  • April 4, 2019 - y-cruncher Status update: Series: S ( 16 ) 1.794%
  • April 4, 2019 - y-cruncher Status update: Series: S ( 15 ) 2.268%
  • April 5, 2019 - y-cruncher Status update: Series: S ( 14 ) 2.867%
  • April 6, 2019 - y-cruncher Status update: Series: S ( 13 ) 3.625%
  • April 8, 2019 - y-cruncher Status update: Series: S ( 12 ) 4.584%
  • April 10, 2019 - y-cruncher Status update: Series: S ( 11 ) 5.796%
  • April 13, 2019 - y-cruncher Status update: Series: S ( 10 ) 7.330%
  • April 16, 2019 - y-cruncher Status update: Series: S ( 9 ) 9.271%
  • April 21, 2019 - y-cruncher Status update: Series: S ( 8 ) 11.727%
  • April 27, 2019 - y-cruncher Status update: Series: S ( 7 ) 14.836%
  • May 6, 2019 - y-cruncher Status update: Series: S ( 6 ) 18.773%
  • May 16, 2019 - y-cruncher Status update: Series: S ( 5 ) 23.761%
  • May 31, 2019 - y-cruncher Status update: Series: S ( 4 ) 30.086%
  • June 15, 2019 - I email Alex asking if there would be any issue upgrading my 3Gb/s SATA D2600 external disk enclosures to the D3600 6Gb/s model. He says there won’t be any issue as long as the drives and mount points appear the same to the operating system.
  • June 19, 2019 - y-cruncher Status update: Series: S ( 3 ) 38.116%
  • June 23, 2019 - I swapped out the D2600 disk enclosures with the D3600 model. I transfer all forty-eight drives to the new enclosures. I had to purchase new drive caddies as well (HP Gen8 model caddy vs Gen5/6 caddy), since the new enclosure drive bays are less wide than the older model. I let Alex know the disk enclosure transfer appears to have been successful and share the updated drive speed metrics – write speed: 3.15 GiB/s (old) vs 5.69 GiB/s (new), read speed: 3.08 GiB/s (old) vs 5.90 GiB/s (new). Based on the increased (nearly doubled speed), Alex lets me know the computation should finish a month or two ahead of schedule.

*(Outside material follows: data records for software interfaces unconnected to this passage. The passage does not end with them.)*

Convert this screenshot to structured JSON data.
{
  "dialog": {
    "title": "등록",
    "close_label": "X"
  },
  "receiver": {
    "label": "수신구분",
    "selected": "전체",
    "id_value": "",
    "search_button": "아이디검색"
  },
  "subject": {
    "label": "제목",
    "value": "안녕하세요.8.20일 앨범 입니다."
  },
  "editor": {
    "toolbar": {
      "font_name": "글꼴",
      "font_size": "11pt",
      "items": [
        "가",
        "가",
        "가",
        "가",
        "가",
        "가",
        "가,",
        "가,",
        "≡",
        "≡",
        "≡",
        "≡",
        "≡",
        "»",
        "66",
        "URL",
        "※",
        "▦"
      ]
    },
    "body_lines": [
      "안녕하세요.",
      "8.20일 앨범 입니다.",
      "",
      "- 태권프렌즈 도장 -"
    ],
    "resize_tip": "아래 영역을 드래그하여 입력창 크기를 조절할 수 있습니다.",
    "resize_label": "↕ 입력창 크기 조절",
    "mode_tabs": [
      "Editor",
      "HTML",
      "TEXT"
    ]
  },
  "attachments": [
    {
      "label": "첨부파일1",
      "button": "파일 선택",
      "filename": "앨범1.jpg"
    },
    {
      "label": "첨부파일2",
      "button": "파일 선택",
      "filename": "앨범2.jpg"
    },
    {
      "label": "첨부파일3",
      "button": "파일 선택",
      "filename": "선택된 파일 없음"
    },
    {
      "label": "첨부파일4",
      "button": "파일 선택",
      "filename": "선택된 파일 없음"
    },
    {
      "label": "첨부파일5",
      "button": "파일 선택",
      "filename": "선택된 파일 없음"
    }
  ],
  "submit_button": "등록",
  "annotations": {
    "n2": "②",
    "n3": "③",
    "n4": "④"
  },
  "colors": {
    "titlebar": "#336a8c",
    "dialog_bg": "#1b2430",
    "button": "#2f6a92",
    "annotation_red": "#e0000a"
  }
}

  • July 14, 2019 - y-cruncher Status update: Series: S ( 2 ) 48.327%
  • August 15, 2019 - y-cruncher Status update: Series: S ( 1 ) 61.346%
  • September 21, 2019 - y-cruncher Status update: Series: S ( 0 ) 78.042%
  • November 9, 2019 - y-cruncher Status update: Finishing Series
  • November 14, 2019 - y-cruncher Status update: Large Division
  • November 26, 2019 - y-cruncher Status update: InvSqrt(10005)
  • December 25, 2019 - y-cruncher is in the middle of performing the output base conversion (after writing the hexadecimal digits). Due to severe weather, I had to shut down the server. This was unfortunate because the program is unable to checkpoint during the base conversion process, meaning I lost about 2 weeks worth of work.
  • December 31, 2019 - As luck would have it, a transformer next to my house blew and the power went out yet again. This means I had to restart from the last checkpoint yet again, losing another 2 weeks worth of work.
  • January 18, 2020 - Base conversion finished. y-cruncher begins writing the Pi decimal digits.
  • January 20. Decimal digits written. Begin verification of base conversion, decimal output, and hexadecimal output.
  • January 29, 2020 - Pi Computation is finished! The world record appears to be broken!